This strategy also plays into another important aspect of the luxury wine definition: consumers willingness to rely on, and pay, for curated experiences and access to wines they might otherwise never encounter. Nothing else speaks more to the special role of knowledgeable sommeliers and independent wine merchants with trained staff. Consumers want to be guided and never led astray; fine wine lovers want to establish a long-term relationship with a trusted advisor. “They want to discuss it, they want to build a relationship with the wineries that produce, and they want to feel a part of the wine world, says Areni.

Birley´s experience shows that achieving this means working with suppliers, winemakers, and distributors to develop unique luxury wine offerings that evolve to include ever more spectacular experiences from exceptional producers of wines as well as spirits and even cigars or coffees. Luxury wine consumers want exclusive access into the fine wine world alongside unforgettable experiences, including meeting renowned wine personalities and attending world-class dinners, tastings and talks.
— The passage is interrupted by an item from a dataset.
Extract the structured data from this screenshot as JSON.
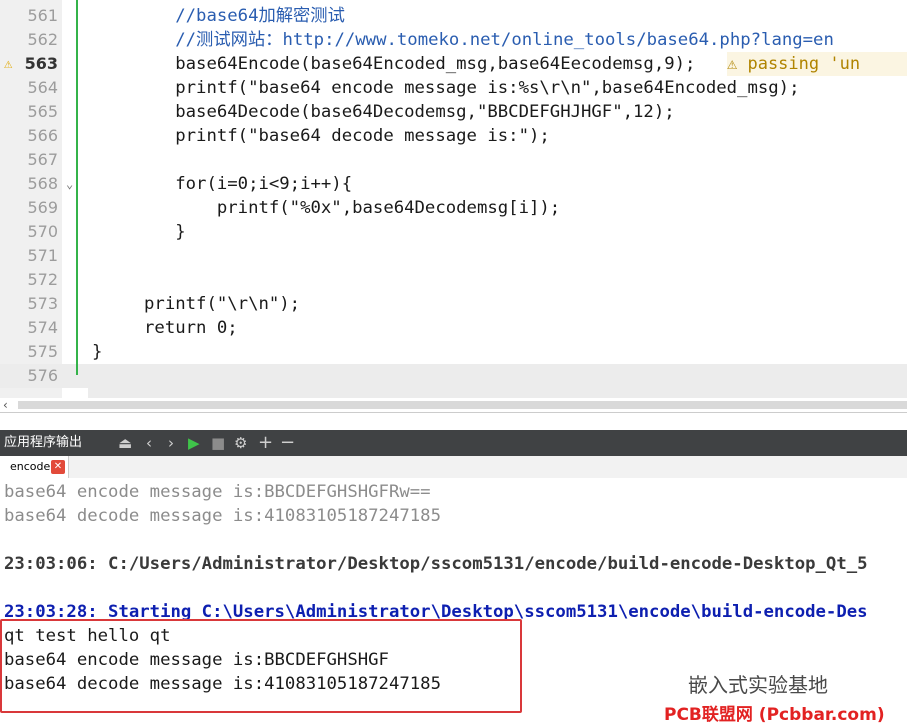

Wine Intelligence research recently showed that International fine wine consumers are a heterogenous group. What they all have in common, however, is that they take fine wine seriously and will be drawn to on- and off-trade locations that do as well. Almost all consumers surveyed in four urban markets worldwide expressed the belief that fine wine was for special occasions or to build business relationships. It is a product that they treat with great respect, however, although wealthy wine lovers appreciate luxury wine and want it to be part of their life, they do not want to pay more than they need to.